Q. Should I show the heapsort as an array or as a tree?
A. Either representation is fine.
Q. In class we put people’s names into a tree using alphabetical order… was this a heap? Because wikipedia says that for a heap both children have to be less than the parent, but for what we did in class the left child is less than the parent and the right child is greater than the parent
A. We did indeed create an ordered binary tree in class. This was not a heap, although it used the tree-stored-in-an-array trick. Per the problem set:
- NB: A heap is like a partially ordered binary tree: the parent is larger than both children (this is called the "heap property"), and the children need not be ordered with respect to one another. A heap can be stored in an array using the children-at-2n+1,2n+2 trick. When a new element is inserted into the next free position, you need to re-heapify by comparing it with its parent to maintain the heap property (and so on all the way up to the root). For more details, look up heapify or heapification in Wikipedia, Cormen, or another resource (search for heapsort)...
Q. Are we supposed to sort after we have heapified the elements of the array?
A. Once the elements are heapified, you should repeat:
- remove the first element
until you are done. Or, swap the first and last-unsorted elements and reheapify (which is effectively the same thing....)
Q. For the PDA, should we be using the ambiguous grammar, the unambiguous grammar, or just creating a PDA for the language without reference to any grammar?
A. Any PDA for the language is fine; no need to use a grammar to create one.
Q. For drawing PDAs in Assignment 3, may we used your shorthand notation (where each CFG results in a 3-state PDA), or do we have to draw out all the intermediate states?
A. You can use the (multi-push) shorthand.

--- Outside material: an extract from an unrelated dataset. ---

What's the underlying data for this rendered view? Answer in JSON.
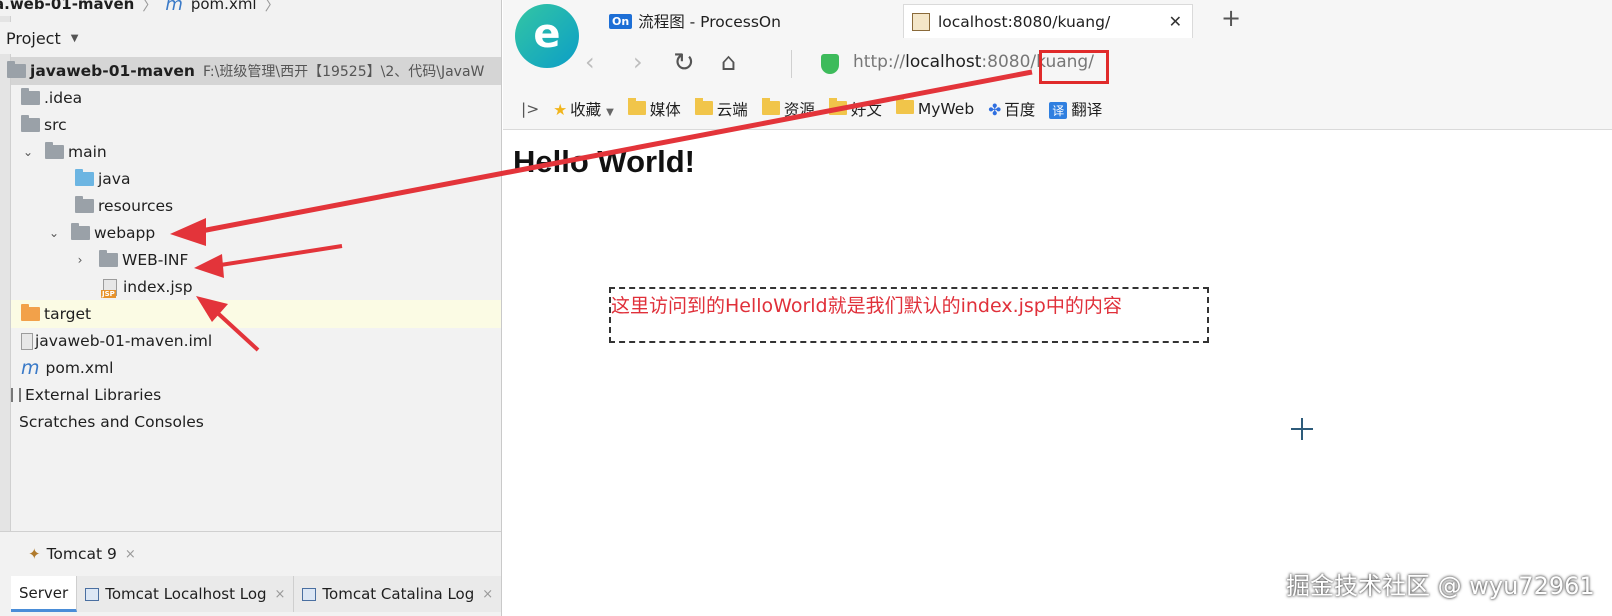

Q. ...Prolog grammar, relationship to regular Prolog, extra arguments ...
A. You don't need to understand extra arguments to Prolog; they're there if you want to learn about them but not required in this course. You also don't need to understand about how Prolog grammar notation relates to Prolog at this point, as we haven't discussed Prolog (other than grammars) yet.
Q. ...various questions about the fidelity of the extensions to the Prolog grammar...
A. You don't need to handle everything, just a few representative cases. It is sufficient, e.g., to handle the examples shown, or choose a different adjective or prepositional phrase. For the extensions, these are for you to have fun with/explore.
Q. ...languages other than English...
A. You do not need to work on a grammar for a language other than English. However, it makes no sense to explore gender matching in English, so if you want to look at gender matching, you should switch to a language that carries gender markings.